Medigap Plan N keeps its premiums low by offering reduced coverage for certain benefits. Rather than covering your entire Part B copayment, Plan N requires you to pay these copays:
Office visits: up to $20 for some office visits.
Emergency room visits: up to $50 if you're not admitted to hospital inpatient care.
After that, Plan N covers anything of your Part B copay or coinsurance that's left.
» MORE: Medigap Plan G vs. Plan N
Medigap plans are only available if you have Original Medicare — they can’t be used with Medicare Advantage plans.
There are 10 standardized Medigap plans available in most states (except Massachusetts, Minnesota and Wisconsin, which use different standards). The plans differ in terms of coverage for services, out-of-pocket limits and premium costs.
What Medigap Plan N covers
Here’s what Plan N covers, according to Medicare.gov:
Part A coinsurance and hospital stays up to an additional 365 days after Medicare benefits are used up.
Part A deductible.
Part A hospice care coinsurance or copayment.
Part B coinsurance (copayments are up to $20 per office visit and up to $50 per emergency room visit; waived if admitted).
Skilled nursing facility care coinsurance.
Blood transfusion (first three pints).
Medically necessary emergency health care service for the first 60 days when traveling outside the U.S. Deductible and limitations apply.
What Medigap Plan N doesn’t cover
Medigap Plan N is one of the more comprehensive Medicare Supplement Insurance plans. However, there's one benefit included in some other plans that Plan N doesn’t cover — Medicare Part B excess charges (if a provider is permitted to charge more than Medicare’s approved amount and does so).
Additionally, all Medigap plans, including Plan N, sold to new Medicare members don’t cover the following:
Part B deductible. (Since 2020, new Medicare members can’t buy any plan that covers the Part B deductible, although existing members may own older plans that do.)
Long-term care (like non-skilled care you get in a nursing home).
How much does Medigap Plan N cost?
Medigap plans are regulated by the government but sold by private health insurance companies. The cost of a Medigap Plan N policy varies based on factors including age, location and tobacco use. In a representative California ZIP code (92589) in 2022, monthly Plan N premiums for a 65-year-old nonsmoker range from $95 to $189.
To get the best price for your Plan N coverage, you should enroll in Medigap as soon as you’re eligible — when you turn 65 and you’re enrolled in Medicare Part B.

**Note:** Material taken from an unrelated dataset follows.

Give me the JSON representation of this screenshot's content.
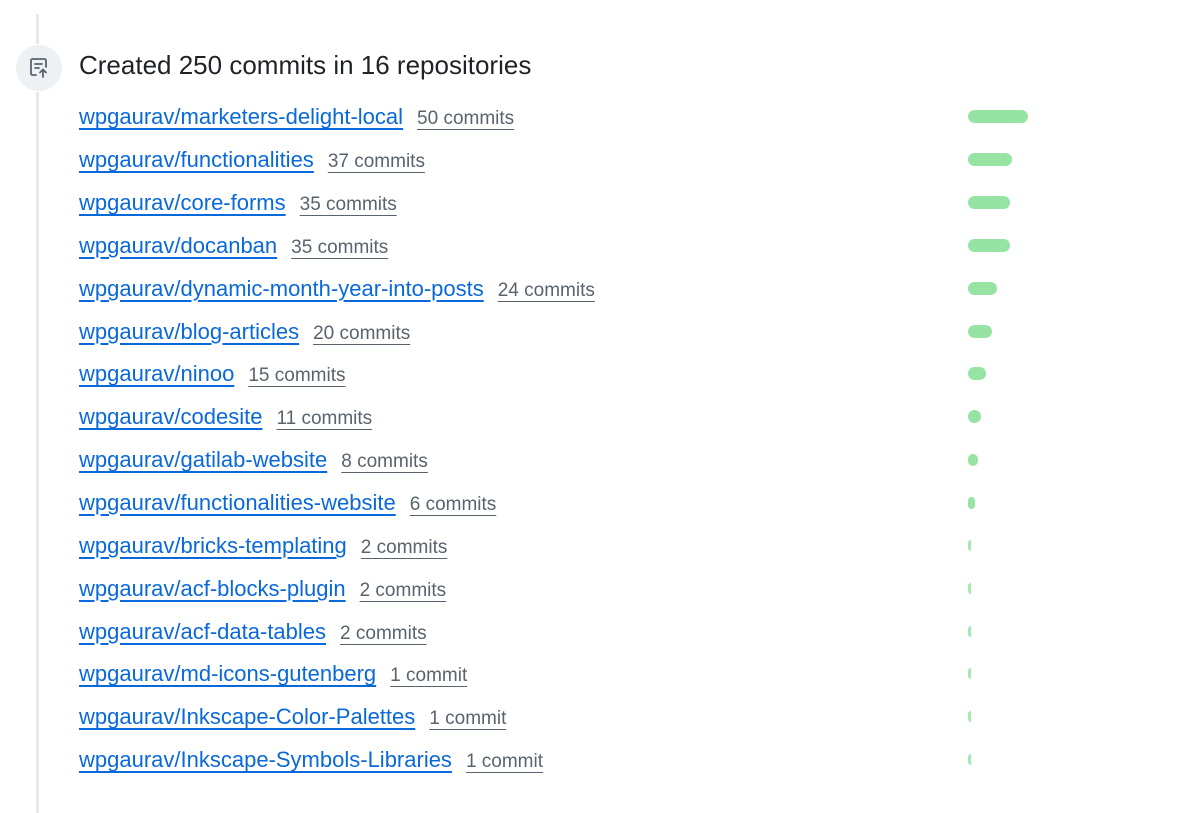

Policies are much cheaper during this six-month Medigap open enrollment period because companies aren't allowed to consider your current health or medical history when writing the initial policy. They do, however, take health conditions into account after this enrollment period, which can result in you paying more for the same coverage or being denied entirely.
In some states, insurance companies sell Medigap plans to those under 65 who are living with a disability and are eligible for Medicare. You can find more information at your local State Health Insurance Assistance Program, or SHIP.
When shopping for a Medigap plan, review your medical records. If you don’t frequently visit the doctor, then Plan N may be the better option for you.
Visit Medicare.gov and enter your ZIP code to find a plan that best works for you.
If you have questions about Medicare, visit Medicare.gov or call 800-633-4227 (TTY: 877-486-2048).
Compare alternative plans
Get details on Medicare Supplement Insurance options
Basics plus some extras
Lower premiums, but higher copays
Lowest premiums — partial coverage
No longer for sale to new Medicare members